** Material for this exercise follows **
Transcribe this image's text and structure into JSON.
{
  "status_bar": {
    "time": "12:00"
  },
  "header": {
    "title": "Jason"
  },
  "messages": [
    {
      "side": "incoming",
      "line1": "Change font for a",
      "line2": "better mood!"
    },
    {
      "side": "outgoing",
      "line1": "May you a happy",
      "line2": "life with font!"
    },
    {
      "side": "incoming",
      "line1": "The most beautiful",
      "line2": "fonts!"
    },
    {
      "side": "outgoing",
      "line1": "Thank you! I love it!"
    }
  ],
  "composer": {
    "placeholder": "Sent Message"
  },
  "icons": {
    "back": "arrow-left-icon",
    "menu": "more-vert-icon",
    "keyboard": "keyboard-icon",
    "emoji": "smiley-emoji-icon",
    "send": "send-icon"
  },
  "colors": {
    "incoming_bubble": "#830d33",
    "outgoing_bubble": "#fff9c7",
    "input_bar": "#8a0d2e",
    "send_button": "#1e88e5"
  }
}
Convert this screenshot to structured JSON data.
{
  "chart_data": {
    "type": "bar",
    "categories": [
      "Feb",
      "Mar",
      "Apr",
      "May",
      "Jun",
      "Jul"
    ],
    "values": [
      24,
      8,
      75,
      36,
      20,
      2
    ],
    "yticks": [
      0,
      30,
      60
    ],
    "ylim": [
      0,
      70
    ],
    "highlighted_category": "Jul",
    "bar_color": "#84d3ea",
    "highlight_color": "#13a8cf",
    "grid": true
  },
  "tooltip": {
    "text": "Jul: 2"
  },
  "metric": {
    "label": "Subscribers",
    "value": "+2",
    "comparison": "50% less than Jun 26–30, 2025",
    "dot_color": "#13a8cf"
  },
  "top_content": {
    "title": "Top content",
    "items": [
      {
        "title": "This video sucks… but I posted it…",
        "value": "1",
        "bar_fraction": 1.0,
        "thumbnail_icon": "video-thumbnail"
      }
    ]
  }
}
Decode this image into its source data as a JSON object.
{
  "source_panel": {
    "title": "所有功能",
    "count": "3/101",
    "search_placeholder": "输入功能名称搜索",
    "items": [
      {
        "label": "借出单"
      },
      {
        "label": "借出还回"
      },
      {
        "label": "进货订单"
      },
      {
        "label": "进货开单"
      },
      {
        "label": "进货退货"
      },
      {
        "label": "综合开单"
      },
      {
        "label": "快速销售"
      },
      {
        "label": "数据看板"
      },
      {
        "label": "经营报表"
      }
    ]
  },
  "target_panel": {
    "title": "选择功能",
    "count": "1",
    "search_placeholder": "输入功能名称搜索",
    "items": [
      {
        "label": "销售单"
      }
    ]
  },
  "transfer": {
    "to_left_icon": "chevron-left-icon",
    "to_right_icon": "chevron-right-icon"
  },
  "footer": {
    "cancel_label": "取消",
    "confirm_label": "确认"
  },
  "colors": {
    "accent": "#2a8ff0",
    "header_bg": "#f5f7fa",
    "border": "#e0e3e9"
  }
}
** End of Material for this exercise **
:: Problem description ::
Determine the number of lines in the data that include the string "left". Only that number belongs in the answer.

:: Final answer ::
2